The variable b * is controlled with a pigment from aniline, and the negative of its value indicates the color shift toward blue. The addition of such pigment in the manufacture of paper is directly proportional to the negativity of this parameter, that is, the higher the aniline, the more negative the b *. In deinking, these pigments responsible for the color are detached from the vicinity of the fiber and removed by flotation, so a decrease in this parameter is to be expected after deinking. Opacity is required on all printing papers; it should be sufficient to prevent the printing on the reverse side of the paper from negatively affecting the appearance of a print, so the higher the opacity, the higher the print quality. The result in this test was 89.9%.
The optical properties evaluated in this work are higher than those obtained under similar experimental conditions by using NaOH and the enzyme cellulase
3.2 Morphology of the deinked fibers
Through scanning electronic microscope (SEM), there is possible to appreciate the morphology of the deinked fibers, to appreciate the degree of fibrillation, because its intensity affects the mechanical properties of the fiber. In the micrographs of the pulp deinked with aspartate, glutamate, asparagine (Figures 6–10), and a mixture of them, it is observed that the depolymerization induced by amino acids does not represent excessive fibrillation that affects the internal morphology of the cellulose fiber and therefore its mechanical properties. No particles of toner or printing ink are seen, only small agglomerations, possibly of starch, precipitated calcium carbonate, and/or residues of other additives typical of the manufacture of paper.
Figure 10 shows the micrograph of fibers from test 8, which obtained the best results of the optical characteristics, from it can be seen that the morphological structure of the fiber retains its robustness, and some fibers look flatter than others, as a result of forming the sheets of paper; however, there is no fibrillation or excessive fine formation. The fragmentation of inks is another phenomenon that occurs in deinking processes, which is desirable up to a certain point so that the particles formed from these acquire the appropriate size to be floated more efficiently. When this happens, papers with superior brightness and whiteness are obtained, without considerable repercussions on the mechanical properties of the deinked fiber.

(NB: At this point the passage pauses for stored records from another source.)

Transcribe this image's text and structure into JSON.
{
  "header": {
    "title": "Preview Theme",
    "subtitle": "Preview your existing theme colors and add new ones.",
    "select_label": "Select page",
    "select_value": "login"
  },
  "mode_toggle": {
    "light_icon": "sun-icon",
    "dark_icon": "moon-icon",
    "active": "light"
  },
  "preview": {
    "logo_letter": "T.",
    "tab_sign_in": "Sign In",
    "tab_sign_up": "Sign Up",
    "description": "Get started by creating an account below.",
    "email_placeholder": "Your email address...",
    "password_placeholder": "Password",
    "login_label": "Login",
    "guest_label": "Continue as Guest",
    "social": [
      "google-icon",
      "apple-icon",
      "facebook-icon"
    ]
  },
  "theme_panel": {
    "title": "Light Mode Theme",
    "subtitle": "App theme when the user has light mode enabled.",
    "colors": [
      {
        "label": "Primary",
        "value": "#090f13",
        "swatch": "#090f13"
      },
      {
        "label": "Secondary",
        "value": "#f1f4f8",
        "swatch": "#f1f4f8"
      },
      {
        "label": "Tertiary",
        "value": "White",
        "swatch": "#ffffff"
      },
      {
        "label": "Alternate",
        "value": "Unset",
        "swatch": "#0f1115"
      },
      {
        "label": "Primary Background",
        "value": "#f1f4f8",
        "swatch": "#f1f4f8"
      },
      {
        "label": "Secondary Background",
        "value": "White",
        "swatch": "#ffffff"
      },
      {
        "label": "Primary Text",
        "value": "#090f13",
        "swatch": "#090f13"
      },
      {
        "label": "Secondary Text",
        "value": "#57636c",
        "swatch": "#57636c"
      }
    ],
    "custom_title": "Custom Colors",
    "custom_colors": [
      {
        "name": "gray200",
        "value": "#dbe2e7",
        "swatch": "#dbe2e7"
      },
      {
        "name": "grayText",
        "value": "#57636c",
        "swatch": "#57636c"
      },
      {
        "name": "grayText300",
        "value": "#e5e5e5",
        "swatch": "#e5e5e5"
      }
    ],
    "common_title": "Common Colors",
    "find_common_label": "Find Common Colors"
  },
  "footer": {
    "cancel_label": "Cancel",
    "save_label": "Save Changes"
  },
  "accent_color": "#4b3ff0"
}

In the present work, through the mathematical simulation and analysis of the molecular coupling of the enzyme to cellulose, by the docking technique, the enzymes with the best coupling between the enzyme-cellulose complexes were aspartate, glutamate, and asparagine.
From the paper deinking experiments using these enzymes, the chemical mixture of the three amino acids results in the highest values of optical properties of the paper sheets formed with the deinked fibers: ISO whiteness or brightness (90.8), reflectance (34.7), opacity (89.9), and tonality (L* = 95,3, a* = 1.7, and b* = −4.52), being these values higher than those obtained through conventional methods.
It is worth mentioning the importance of the flotation column during the deinking, due to the fact of the number of bubbles available for capturing the ink particles.